“In agreeing to host Confucius Institutes, Canadian universities and colleges are compromising their own integrity by allowing the Chinese Language Culture International to have a voice in a number of academic matters, such as curriculum, texts, and topics of class discussion,” Executive Director James Turk explained. “Such interference is a fundamental violation of academic freedom.”
The institutes, which are affiliated with the Chinese Ministry of Education and include top Communist Party members as overseers, provide instruction in Chinese language and culture, but are criticized as tools for Communist Party propaganda and soft power abroad. Critics point out that they export discriminatory practices against groups persecuted in China.

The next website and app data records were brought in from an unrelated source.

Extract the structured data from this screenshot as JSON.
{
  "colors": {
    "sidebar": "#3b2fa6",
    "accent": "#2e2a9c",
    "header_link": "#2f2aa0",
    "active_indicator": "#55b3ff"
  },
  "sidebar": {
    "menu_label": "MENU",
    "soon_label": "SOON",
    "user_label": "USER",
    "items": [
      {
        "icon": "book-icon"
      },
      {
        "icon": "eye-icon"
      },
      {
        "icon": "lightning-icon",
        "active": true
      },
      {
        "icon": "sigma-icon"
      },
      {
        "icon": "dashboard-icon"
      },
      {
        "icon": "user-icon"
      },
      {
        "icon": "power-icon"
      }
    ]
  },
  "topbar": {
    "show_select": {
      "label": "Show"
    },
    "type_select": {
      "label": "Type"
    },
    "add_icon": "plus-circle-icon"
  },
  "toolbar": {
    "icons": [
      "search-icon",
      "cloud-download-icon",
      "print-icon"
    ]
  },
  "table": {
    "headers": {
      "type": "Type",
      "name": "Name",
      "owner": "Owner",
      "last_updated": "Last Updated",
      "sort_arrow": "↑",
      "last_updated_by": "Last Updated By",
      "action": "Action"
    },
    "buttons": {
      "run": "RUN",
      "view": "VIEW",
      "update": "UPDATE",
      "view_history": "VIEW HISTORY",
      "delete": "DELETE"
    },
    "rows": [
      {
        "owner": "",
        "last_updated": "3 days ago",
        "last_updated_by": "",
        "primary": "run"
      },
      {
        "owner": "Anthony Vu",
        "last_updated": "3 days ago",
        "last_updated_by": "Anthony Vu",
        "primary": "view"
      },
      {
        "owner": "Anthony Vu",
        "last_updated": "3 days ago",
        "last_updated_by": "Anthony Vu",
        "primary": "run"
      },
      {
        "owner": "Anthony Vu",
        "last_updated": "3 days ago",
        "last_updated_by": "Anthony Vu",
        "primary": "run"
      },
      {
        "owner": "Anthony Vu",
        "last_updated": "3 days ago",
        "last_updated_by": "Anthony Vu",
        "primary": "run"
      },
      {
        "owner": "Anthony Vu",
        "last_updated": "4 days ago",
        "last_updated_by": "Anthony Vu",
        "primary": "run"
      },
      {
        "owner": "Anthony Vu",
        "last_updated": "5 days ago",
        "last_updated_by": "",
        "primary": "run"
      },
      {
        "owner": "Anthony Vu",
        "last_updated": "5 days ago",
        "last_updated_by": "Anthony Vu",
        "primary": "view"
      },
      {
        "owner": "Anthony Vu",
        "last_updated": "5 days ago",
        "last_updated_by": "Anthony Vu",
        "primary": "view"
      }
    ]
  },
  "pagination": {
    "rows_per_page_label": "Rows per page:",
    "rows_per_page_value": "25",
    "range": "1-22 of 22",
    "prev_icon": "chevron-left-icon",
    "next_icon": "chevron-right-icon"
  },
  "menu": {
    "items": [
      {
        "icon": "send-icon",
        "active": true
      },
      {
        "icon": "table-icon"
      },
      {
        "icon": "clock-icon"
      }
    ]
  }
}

The University of Manitoba decided not to host a Confucius Institute, fearing political censorship, and earlier this year, McMaster University shut down its Confucius Institute because its discriminatory employment practices would not permit hiring members of Falun Gong, Turk said. The case of Sonia Zhao, who was discriminated against, became national news in Canada.
“I am deeply inspired by this action by the association of university teachers,” Norbu Tsering, North American MP of the Tibetan government in exile, said in a statement to Tibet Post. “We have to look for and challenge all forms of oppression, both outside and ones that threaten to make their way into Canada.”
Kayum Masimov, president of the Uyghur Canadian Society told Tibet Post, “Canadian institutions should not be complicit in cooperating with the overseas branch of the communist regime. Any association with the Confucius Institute is a stain on academic reputation and international standing of Canada.”
“Simply put, Confucius Institutes are owned and operated by an authoritarian government and beholden to its politics,” Turk said of the association.